Start of Block

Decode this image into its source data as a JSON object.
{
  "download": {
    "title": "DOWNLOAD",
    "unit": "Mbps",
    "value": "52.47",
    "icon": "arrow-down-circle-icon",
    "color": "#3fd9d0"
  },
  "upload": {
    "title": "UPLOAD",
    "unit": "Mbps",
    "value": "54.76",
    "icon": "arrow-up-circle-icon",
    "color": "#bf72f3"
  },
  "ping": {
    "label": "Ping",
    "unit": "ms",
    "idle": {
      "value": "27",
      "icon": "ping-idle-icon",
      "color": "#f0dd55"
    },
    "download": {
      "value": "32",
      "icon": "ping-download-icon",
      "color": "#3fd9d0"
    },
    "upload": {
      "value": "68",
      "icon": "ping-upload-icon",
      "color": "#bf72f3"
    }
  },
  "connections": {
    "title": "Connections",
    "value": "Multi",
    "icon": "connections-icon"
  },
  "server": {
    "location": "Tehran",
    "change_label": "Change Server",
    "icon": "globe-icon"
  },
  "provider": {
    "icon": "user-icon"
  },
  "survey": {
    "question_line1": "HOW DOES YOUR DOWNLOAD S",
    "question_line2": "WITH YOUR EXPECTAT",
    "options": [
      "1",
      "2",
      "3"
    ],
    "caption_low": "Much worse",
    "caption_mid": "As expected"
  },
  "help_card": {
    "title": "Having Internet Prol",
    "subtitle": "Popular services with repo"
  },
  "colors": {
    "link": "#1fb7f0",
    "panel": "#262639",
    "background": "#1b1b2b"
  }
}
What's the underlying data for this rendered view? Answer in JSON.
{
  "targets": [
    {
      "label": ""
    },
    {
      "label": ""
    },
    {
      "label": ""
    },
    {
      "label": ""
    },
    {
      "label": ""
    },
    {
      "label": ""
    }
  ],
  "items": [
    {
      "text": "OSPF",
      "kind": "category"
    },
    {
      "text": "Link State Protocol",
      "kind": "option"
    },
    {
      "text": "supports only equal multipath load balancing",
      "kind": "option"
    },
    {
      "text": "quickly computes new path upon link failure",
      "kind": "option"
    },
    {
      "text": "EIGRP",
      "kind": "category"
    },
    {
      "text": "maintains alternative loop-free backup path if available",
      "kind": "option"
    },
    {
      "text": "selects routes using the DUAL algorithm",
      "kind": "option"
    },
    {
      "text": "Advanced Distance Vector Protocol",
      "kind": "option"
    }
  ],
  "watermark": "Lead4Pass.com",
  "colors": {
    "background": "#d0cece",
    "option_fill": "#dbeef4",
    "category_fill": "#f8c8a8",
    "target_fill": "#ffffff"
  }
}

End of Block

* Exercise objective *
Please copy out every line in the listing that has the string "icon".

* Exercise response *
    "icon": "arrow-down-circle-icon",
    "icon": "arrow-up-circle-icon",
      "icon": "ping-idle-icon",
      "icon": "ping-download-icon",
      "icon": "ping-upload-icon",
    "icon": "connections-icon"
    "icon": "globe-icon"
    "icon": "user-icon"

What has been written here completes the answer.